(BRIEF):
Find the number of lines below in which the word "screenshot" appears, and write that number only.

Stored dataset items
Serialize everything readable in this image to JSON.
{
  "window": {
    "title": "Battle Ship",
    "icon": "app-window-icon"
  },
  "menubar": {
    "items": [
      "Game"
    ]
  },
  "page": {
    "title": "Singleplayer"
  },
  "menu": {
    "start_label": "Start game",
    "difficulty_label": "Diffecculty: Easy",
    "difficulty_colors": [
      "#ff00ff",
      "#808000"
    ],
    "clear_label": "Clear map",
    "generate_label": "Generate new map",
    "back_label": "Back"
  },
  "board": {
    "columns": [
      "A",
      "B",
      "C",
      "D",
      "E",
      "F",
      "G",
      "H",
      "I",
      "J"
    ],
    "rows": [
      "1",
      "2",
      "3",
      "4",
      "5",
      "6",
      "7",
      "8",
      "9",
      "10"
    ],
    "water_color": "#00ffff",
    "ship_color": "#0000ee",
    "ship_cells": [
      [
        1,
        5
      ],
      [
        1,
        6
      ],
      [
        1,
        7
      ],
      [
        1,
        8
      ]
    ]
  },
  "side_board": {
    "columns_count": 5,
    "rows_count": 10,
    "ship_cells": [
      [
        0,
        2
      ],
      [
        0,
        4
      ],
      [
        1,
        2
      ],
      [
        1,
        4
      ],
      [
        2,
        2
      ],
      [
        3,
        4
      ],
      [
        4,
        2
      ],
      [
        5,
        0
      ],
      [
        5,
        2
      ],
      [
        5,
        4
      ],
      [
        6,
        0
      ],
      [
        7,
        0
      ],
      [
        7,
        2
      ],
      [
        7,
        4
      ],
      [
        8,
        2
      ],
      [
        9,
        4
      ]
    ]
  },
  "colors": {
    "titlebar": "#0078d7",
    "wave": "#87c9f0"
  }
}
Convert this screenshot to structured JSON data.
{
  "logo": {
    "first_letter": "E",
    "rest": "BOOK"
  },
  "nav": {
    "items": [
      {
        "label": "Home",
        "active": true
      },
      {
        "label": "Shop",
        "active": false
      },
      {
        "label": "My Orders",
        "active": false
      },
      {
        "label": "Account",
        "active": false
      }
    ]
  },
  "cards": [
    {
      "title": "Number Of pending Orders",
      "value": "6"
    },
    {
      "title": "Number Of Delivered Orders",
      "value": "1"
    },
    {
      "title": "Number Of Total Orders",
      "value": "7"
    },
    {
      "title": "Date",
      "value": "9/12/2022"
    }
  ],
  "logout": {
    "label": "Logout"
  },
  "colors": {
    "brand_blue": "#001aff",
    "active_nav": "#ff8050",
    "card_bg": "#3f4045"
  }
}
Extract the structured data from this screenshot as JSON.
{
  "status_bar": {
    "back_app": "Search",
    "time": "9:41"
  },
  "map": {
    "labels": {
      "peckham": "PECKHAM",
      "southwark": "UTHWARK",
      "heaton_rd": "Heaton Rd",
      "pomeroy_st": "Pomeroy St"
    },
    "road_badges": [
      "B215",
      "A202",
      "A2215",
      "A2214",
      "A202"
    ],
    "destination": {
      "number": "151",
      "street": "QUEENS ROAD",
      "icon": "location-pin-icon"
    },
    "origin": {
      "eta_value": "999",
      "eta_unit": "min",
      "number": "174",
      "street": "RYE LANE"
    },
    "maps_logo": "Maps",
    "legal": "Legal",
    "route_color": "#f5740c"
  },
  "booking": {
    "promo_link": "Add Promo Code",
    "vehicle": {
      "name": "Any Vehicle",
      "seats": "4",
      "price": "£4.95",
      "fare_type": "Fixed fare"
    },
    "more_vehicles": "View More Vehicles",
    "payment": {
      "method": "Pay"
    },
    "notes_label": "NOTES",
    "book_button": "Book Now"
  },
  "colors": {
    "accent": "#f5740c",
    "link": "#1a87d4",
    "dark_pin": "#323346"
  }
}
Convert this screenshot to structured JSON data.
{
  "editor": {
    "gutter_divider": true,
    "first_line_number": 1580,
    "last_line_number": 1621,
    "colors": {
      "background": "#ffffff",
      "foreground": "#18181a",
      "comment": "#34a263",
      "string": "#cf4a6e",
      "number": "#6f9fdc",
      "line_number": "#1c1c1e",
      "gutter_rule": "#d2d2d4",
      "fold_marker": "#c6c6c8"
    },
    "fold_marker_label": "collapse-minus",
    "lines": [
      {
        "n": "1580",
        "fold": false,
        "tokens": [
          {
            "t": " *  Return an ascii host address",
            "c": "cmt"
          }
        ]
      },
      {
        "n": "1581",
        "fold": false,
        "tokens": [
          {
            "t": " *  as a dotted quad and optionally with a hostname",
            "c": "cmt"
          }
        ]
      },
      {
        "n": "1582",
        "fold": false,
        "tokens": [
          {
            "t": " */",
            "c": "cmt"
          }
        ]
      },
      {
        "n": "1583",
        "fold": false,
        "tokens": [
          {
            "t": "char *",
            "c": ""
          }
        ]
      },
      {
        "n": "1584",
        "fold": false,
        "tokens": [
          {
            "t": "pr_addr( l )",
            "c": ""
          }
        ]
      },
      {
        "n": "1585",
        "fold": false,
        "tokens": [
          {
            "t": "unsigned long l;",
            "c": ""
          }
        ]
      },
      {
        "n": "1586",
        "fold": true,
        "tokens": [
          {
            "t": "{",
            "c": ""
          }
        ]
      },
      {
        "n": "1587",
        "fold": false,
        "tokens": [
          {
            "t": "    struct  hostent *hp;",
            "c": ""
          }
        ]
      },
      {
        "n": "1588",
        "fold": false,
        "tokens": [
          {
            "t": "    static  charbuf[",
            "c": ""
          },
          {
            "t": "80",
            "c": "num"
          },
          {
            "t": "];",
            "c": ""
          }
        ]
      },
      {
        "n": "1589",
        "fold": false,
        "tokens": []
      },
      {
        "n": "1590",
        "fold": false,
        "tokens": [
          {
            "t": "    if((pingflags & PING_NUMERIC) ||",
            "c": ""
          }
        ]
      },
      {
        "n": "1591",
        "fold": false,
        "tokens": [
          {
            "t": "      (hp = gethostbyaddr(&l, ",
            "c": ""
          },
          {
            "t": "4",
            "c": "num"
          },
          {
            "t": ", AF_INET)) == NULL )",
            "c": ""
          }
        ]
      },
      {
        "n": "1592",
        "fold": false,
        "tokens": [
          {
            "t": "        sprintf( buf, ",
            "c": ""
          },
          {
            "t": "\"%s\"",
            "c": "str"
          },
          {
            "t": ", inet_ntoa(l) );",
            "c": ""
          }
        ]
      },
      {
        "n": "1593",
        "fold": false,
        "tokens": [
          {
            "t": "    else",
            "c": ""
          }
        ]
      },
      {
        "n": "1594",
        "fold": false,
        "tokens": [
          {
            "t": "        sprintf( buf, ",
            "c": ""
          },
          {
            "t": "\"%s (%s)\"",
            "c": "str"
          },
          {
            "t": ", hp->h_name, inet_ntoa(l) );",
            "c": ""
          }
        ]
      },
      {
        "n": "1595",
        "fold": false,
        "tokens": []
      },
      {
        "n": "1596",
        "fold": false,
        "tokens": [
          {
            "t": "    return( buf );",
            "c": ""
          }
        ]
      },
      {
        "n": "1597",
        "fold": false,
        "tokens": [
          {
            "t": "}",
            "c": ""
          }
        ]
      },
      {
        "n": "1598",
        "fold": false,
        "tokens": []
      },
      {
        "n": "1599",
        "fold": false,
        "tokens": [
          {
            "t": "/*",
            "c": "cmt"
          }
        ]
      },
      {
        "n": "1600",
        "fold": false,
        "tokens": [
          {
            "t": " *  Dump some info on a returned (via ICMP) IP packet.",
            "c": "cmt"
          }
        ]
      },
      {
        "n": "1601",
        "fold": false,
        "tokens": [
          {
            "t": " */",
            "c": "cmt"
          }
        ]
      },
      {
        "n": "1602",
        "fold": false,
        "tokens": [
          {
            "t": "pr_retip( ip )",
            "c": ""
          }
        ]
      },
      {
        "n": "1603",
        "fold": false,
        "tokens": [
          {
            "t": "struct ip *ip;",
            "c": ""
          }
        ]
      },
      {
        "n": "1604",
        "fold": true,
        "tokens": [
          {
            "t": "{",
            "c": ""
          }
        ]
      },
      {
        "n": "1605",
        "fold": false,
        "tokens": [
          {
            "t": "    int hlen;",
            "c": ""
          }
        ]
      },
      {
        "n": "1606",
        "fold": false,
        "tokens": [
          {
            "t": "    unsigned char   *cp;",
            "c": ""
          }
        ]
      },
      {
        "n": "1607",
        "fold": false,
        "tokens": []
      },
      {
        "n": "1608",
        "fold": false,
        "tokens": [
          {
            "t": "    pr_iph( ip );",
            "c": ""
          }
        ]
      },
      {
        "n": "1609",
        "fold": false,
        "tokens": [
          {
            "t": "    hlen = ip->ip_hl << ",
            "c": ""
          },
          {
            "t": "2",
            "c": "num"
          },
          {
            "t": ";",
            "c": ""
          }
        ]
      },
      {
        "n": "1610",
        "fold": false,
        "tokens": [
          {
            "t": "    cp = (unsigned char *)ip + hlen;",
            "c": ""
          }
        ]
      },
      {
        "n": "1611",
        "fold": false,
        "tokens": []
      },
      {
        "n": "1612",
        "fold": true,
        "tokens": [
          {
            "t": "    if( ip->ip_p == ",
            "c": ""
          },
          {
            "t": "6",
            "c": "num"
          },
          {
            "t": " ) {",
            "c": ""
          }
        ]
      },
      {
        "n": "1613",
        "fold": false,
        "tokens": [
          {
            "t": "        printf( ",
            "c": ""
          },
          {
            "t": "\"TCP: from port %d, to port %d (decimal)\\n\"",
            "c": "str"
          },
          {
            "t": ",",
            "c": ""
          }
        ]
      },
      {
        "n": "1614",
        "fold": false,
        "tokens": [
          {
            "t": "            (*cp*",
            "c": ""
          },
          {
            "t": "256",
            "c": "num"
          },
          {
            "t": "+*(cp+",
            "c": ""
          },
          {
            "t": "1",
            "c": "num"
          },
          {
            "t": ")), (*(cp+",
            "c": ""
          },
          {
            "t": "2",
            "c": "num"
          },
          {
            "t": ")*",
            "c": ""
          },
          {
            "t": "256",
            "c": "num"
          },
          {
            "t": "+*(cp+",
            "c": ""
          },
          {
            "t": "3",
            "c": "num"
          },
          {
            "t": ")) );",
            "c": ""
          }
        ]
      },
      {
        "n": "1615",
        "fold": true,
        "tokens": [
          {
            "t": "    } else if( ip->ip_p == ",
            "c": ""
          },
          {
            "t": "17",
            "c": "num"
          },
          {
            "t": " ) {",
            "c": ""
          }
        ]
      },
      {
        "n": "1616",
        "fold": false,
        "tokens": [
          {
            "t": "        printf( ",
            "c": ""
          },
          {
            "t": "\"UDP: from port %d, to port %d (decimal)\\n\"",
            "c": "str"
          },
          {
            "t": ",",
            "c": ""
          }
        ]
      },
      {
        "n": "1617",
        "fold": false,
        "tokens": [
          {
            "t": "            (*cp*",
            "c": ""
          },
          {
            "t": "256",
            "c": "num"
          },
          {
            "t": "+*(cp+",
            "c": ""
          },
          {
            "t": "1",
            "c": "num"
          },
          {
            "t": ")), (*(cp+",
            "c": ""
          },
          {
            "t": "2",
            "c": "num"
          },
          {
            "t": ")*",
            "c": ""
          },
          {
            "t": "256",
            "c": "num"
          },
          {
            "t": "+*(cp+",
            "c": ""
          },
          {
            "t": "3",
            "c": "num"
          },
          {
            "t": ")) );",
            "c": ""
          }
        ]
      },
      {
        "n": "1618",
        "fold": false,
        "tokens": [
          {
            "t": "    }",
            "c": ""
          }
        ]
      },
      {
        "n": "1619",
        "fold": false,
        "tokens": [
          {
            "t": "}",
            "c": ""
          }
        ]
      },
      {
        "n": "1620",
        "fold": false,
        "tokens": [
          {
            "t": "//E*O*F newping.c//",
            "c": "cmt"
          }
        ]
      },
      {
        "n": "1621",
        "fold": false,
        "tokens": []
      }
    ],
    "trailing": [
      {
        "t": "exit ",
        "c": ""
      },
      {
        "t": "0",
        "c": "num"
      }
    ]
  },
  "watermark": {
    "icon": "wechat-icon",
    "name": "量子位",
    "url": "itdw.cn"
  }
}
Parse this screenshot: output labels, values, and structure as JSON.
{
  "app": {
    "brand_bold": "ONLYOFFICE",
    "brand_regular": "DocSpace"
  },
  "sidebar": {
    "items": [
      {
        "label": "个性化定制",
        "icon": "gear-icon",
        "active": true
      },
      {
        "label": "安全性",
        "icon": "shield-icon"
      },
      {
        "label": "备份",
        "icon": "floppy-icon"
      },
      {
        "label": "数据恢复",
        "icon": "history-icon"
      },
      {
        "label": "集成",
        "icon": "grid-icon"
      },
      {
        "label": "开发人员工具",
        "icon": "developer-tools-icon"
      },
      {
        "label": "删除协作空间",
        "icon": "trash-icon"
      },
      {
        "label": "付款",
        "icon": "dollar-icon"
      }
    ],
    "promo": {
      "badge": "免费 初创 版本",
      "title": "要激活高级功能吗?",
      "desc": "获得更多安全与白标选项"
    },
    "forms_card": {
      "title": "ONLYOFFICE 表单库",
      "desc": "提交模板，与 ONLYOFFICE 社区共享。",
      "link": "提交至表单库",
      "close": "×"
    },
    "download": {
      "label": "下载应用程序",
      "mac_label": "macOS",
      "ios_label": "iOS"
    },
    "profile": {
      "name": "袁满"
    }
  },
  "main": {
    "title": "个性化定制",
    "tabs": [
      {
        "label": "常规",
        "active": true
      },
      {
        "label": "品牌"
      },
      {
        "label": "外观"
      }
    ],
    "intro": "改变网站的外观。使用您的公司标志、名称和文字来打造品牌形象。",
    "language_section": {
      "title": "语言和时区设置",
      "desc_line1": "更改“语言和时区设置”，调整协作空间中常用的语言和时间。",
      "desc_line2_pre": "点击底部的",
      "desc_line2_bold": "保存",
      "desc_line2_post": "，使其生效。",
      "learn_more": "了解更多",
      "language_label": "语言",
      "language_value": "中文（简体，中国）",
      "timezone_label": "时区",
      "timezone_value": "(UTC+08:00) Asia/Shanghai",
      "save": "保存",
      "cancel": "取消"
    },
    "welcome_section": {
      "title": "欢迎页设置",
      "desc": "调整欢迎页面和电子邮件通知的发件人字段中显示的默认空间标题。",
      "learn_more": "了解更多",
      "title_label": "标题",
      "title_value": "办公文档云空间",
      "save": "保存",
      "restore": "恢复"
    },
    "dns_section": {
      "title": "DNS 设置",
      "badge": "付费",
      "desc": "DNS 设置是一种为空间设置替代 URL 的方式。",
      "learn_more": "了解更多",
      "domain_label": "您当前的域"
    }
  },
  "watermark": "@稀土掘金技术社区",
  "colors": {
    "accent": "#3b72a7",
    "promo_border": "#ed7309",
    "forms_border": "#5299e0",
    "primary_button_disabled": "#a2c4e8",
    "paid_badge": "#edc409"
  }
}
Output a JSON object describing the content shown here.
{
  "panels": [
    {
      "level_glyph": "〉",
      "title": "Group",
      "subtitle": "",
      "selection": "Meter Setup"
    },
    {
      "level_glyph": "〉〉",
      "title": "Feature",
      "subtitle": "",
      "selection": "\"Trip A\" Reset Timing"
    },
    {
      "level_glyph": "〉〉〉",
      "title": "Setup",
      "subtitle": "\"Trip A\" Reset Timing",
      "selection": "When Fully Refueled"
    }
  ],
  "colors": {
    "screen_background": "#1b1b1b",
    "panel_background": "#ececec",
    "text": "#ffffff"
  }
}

(THE COMPLETED TASK):
4